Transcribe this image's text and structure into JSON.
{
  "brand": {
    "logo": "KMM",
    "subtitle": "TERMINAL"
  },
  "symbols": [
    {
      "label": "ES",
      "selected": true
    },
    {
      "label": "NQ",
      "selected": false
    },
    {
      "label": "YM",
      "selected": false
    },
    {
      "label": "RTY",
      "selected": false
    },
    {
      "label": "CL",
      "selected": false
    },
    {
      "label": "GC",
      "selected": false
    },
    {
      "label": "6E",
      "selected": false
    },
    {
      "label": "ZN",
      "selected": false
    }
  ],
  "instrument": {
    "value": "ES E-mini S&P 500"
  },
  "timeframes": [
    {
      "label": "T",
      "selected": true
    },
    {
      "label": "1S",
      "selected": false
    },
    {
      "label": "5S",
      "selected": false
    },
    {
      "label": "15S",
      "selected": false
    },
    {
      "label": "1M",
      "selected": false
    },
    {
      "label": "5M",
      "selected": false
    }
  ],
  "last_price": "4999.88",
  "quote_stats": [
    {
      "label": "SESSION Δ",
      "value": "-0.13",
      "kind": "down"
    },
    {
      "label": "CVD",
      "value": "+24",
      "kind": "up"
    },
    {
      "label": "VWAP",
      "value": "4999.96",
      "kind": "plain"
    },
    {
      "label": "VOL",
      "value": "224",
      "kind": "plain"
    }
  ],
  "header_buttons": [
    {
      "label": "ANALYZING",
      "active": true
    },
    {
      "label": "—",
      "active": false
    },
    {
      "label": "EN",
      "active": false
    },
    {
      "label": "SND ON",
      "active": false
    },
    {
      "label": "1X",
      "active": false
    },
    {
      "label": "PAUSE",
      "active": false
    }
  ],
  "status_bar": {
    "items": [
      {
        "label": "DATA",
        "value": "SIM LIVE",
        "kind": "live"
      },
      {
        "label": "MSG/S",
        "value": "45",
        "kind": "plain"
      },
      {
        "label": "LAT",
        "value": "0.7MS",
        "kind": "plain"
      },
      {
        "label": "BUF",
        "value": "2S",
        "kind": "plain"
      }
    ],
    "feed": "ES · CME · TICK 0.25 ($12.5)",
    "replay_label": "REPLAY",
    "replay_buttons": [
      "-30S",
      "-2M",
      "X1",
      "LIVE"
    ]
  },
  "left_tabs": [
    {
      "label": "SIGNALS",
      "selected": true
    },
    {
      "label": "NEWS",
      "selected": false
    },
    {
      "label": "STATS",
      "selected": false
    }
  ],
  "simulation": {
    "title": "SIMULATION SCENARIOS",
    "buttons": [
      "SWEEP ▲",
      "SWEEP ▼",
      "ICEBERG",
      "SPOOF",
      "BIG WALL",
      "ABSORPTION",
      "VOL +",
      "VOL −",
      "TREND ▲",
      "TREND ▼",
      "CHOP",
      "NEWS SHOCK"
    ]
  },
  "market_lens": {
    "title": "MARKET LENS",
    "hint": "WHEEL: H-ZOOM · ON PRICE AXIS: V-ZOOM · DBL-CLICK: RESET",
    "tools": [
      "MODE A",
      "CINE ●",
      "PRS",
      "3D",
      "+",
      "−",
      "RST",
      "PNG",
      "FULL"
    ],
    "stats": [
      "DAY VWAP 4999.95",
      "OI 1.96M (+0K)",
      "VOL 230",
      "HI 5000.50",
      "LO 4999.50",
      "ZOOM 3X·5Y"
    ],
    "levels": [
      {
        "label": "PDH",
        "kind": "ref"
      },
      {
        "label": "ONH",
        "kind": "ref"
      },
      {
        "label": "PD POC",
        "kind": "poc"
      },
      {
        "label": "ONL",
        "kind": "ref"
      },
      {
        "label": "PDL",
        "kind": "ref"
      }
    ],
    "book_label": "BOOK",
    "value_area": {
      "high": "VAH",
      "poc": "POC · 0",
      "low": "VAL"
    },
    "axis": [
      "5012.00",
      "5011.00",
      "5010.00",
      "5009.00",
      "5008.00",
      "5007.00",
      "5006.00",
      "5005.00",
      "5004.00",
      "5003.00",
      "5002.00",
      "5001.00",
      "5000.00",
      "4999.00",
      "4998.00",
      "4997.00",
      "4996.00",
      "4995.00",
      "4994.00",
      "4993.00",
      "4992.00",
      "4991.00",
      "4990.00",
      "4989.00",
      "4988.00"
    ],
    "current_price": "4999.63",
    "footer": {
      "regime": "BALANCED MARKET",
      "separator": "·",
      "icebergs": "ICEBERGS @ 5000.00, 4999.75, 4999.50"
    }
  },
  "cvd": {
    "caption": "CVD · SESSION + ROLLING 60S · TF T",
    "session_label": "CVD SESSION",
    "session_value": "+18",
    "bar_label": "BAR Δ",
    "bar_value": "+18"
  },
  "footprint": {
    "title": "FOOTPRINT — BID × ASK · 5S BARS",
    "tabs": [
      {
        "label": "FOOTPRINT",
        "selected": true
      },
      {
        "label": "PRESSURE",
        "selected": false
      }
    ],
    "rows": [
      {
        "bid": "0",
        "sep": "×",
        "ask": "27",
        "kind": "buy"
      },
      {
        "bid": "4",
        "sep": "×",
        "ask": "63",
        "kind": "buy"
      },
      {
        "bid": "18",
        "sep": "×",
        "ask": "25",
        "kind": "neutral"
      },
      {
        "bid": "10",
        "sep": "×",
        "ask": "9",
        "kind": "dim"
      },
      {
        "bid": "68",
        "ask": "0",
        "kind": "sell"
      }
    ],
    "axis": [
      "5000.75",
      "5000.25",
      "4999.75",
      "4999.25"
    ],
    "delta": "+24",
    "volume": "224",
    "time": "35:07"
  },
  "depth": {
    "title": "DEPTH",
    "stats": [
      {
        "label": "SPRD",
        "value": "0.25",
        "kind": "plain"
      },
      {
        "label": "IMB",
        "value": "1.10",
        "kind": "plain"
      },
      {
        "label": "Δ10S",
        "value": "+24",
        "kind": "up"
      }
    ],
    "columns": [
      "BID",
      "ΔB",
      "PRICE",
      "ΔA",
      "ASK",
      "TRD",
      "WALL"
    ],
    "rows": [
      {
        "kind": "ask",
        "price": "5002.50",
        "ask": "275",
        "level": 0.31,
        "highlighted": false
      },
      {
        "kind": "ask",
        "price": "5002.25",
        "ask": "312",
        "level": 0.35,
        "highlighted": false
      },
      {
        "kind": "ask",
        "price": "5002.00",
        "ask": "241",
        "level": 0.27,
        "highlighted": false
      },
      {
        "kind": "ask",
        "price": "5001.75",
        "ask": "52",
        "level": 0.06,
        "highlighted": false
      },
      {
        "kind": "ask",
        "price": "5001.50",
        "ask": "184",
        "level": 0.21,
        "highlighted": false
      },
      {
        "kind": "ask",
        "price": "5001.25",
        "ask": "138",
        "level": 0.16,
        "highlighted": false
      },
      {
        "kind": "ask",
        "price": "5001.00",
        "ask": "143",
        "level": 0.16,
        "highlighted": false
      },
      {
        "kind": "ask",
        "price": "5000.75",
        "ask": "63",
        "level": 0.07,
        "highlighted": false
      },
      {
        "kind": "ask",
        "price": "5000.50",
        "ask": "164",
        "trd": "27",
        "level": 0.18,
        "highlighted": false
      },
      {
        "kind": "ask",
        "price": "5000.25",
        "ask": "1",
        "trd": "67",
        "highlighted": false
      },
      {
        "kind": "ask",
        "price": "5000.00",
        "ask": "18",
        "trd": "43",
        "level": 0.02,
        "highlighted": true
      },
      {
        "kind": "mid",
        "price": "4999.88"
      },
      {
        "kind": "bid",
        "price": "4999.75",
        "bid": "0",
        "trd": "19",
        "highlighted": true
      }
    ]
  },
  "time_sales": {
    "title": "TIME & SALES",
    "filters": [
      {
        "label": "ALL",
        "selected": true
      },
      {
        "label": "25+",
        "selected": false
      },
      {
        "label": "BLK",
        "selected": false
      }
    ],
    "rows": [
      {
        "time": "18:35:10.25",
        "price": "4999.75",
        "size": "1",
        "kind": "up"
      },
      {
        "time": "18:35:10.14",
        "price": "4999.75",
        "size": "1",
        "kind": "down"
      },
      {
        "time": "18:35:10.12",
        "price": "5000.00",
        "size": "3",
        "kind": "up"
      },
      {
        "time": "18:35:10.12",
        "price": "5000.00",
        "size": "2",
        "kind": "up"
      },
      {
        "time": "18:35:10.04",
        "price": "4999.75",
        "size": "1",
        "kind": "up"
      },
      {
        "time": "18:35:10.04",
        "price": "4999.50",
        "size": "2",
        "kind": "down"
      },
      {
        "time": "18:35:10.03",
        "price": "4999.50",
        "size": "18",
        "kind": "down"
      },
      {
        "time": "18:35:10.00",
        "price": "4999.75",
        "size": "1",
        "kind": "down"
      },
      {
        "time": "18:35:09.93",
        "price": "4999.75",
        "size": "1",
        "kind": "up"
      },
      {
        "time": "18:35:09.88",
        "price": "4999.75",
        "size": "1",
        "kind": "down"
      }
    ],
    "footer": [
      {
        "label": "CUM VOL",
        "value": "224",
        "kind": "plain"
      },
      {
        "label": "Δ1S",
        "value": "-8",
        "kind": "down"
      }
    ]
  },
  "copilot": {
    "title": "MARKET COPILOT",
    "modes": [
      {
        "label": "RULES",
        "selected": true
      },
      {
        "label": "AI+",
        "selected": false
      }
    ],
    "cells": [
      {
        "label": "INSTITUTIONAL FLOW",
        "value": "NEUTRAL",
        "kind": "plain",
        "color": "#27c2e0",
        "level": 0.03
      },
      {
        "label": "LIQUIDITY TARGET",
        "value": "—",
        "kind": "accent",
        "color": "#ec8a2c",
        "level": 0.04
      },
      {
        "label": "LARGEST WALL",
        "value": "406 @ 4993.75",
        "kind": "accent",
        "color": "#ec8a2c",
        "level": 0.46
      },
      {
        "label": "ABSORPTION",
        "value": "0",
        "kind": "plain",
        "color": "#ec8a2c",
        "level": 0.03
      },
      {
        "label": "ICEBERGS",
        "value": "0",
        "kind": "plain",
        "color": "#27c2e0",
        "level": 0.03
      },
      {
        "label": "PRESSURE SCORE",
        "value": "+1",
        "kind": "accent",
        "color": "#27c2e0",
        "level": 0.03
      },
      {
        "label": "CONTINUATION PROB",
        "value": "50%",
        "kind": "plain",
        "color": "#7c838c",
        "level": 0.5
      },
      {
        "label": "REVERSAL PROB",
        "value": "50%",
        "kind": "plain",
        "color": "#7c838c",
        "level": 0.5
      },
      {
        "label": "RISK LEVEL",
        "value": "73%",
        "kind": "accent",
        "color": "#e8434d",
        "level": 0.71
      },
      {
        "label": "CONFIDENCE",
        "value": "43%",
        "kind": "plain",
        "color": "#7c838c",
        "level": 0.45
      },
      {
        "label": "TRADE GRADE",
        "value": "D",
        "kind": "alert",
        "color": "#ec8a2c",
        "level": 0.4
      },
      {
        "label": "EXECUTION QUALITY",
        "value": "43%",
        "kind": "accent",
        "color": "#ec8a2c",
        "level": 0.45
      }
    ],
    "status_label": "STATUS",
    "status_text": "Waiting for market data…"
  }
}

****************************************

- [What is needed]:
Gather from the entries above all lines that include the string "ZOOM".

- [Answer section]:
    "hint": "WHEEL: H-ZOOM · ON PRICE AXIS: V-ZOOM · DBL-CLICK: RESET",
      "ZOOM 3X·5Y"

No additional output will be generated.